*** Opening of Provided records ***

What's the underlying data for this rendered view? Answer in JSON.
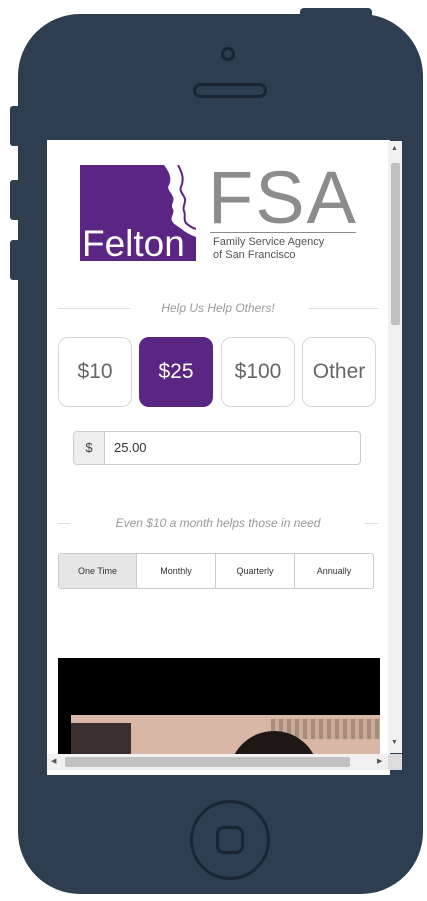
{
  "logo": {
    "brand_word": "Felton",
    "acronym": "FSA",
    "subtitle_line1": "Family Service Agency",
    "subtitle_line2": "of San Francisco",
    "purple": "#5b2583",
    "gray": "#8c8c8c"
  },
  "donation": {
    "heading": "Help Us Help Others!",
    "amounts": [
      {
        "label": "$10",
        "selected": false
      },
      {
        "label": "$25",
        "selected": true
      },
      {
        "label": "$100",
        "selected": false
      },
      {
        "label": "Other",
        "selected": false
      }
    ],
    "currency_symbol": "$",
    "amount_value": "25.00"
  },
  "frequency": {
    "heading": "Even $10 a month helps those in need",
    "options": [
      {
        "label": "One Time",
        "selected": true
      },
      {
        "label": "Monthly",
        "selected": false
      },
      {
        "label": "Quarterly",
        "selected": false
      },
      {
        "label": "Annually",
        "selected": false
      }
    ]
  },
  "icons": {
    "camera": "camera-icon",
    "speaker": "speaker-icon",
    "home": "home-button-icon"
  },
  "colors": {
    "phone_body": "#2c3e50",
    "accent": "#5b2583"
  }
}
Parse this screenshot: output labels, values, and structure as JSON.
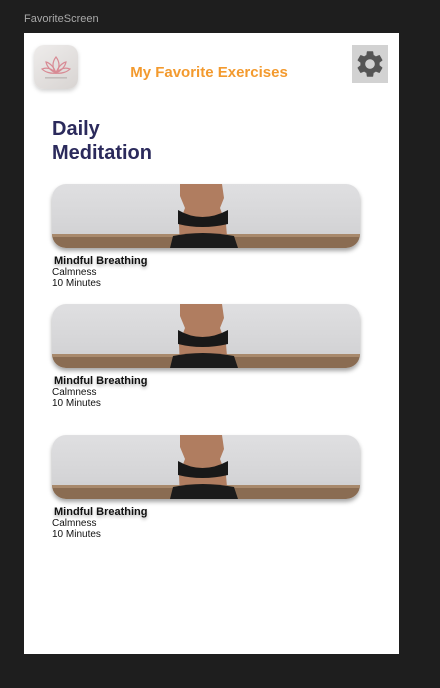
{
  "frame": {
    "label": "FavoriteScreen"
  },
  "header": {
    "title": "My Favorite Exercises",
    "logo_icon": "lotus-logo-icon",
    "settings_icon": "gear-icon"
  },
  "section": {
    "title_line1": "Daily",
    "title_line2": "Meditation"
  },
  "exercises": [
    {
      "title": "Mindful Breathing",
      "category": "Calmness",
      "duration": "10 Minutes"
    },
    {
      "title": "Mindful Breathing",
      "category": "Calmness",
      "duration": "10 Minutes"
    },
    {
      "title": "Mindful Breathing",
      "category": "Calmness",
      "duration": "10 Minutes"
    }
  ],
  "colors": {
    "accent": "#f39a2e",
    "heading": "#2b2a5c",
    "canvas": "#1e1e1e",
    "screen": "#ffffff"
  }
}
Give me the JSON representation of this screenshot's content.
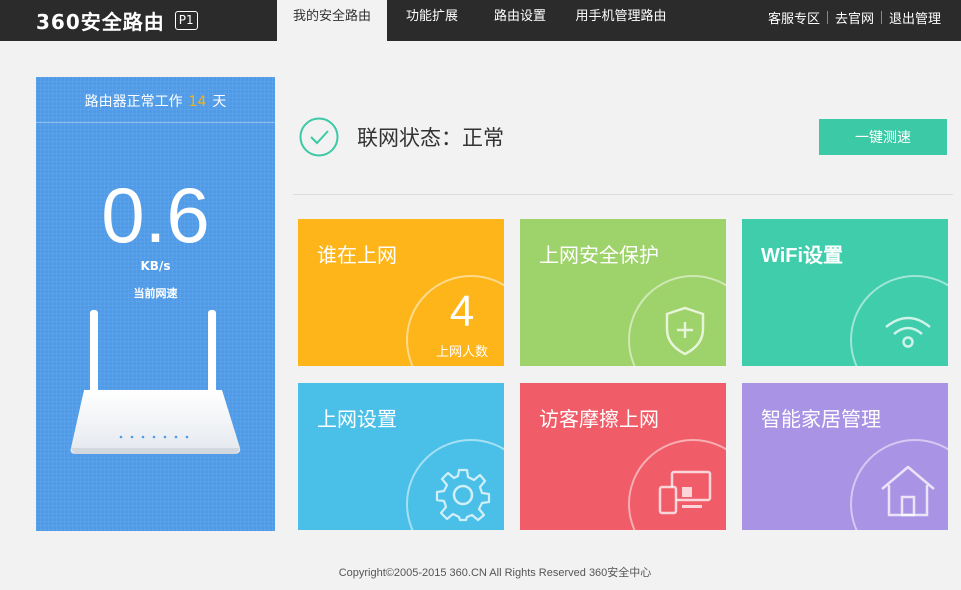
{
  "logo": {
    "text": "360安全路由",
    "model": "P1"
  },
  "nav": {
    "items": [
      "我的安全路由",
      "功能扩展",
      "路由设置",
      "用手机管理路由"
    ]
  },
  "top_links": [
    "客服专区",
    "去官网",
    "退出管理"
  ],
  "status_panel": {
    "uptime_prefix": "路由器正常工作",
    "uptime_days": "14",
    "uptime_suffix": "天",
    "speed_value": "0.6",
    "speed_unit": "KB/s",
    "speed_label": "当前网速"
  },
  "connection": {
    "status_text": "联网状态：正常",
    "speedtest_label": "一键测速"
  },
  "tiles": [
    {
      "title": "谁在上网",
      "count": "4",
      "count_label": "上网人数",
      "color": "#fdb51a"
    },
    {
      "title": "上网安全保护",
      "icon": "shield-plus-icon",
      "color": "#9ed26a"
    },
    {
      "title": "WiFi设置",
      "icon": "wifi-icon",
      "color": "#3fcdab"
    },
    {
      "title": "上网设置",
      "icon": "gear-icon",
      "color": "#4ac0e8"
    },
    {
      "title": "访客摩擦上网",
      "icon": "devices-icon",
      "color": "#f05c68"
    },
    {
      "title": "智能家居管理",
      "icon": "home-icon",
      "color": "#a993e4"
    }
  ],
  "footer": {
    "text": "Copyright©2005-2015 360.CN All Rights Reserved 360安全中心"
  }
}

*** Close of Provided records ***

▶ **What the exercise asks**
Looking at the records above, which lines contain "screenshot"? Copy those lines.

▶ **Result of the exercise**
Parse this screenshot: output labels, values, and structure as JSON.
Give me the JSON representation of this screenshot's content.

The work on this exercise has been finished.